A crew constructing a sculpture in dark lighting with a cityscape seen through the windows.

The crew at work through the manufacturing of “Inside.”

(Focus Features)

Several years in the past, Polish artist Joanna Piotrowska requested associates around the globe to construct shelters of their houses with objects they’d mendacity round. The consequence was a sequence of pictures of makeshift shelters. The works mirrored what Katsoupis imagined Nemo finally constructing within the penthouse.

“It’s about the idea of building your own precarious refuge inside the domestic environment with the illusion of this being something that protects you but actually being extremely vulnerable,” Bigazzi says. “Joanna’s photographs appear at the beginning when the house is still totally pristine and perfect, and then it’s almost as if the shelter then materializes in the space later on in the film.”

Nemo’s towering sculptural shelter, constructed on the set by manufacturing designer Thorsten Sabel, was created with furnishings and a few of the precise artwork.

“It looks like an art installation,” Katsoupis notes.

David Horvitz, ‘All the time that will come after this moment’ (2019)

Silhouette of a man in a dark room

Willem Dafoe stars as Nemo in director Vasilis Katsoupis’ “Inside.”

(Wolfgang Ennenbach / Focus Features)

A neon gentle sculpture, created by Los Angeles-based artist David Horvitz, hangs in a outstanding location within the collector’s condominium.
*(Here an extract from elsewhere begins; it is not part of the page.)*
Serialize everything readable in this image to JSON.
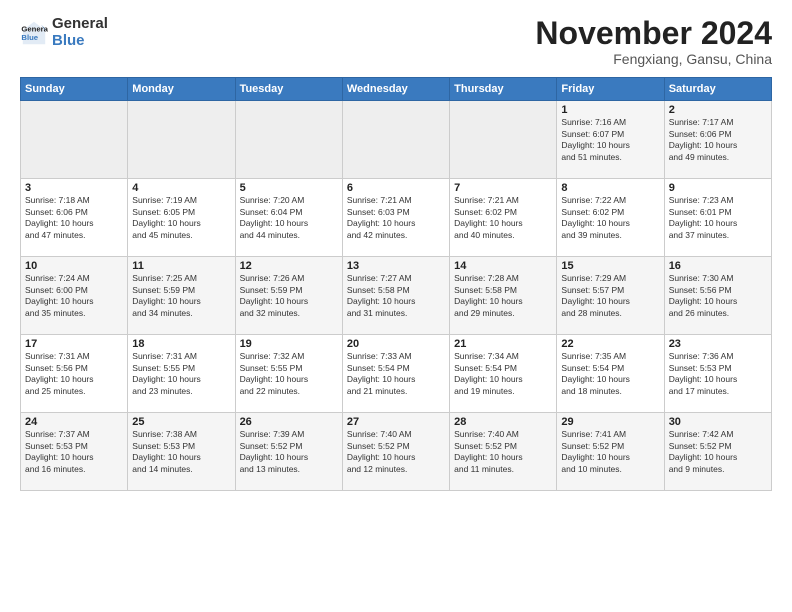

For the primary half of the movie, the sculpture’s 9 phrases are completely illuminated. Later, after water floods down the partitions, solely three stay: “after this moment.”

“The magic of cinema is when the water [came in] half of the sentence turned off. That was not intentional — it happened on the set,” Katsoupis says.
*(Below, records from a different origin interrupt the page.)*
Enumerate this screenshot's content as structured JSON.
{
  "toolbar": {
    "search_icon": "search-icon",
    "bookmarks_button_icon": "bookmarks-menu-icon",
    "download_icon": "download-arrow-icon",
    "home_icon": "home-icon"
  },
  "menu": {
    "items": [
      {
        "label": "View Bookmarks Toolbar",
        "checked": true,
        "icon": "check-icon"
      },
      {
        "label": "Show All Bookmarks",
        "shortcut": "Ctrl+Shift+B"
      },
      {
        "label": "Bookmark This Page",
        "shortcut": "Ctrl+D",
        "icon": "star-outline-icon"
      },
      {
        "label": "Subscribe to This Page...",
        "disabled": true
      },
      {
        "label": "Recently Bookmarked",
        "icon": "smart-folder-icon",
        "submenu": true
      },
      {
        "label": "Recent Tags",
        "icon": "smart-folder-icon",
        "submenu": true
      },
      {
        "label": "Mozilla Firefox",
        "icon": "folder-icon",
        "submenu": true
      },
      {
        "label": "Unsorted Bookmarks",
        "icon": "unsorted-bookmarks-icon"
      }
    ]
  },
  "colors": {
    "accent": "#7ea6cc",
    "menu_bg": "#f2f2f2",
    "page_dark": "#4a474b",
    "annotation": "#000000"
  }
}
“This really becomes a perfect statement of the generative possibilities of when you put art in a different context,” Bigazzi provides. “In the film it’s really after that moment that everything is different because there’s water on the floor. The fact that it happened by chance shows that certain things, when activated in a certain way, gain their own life.”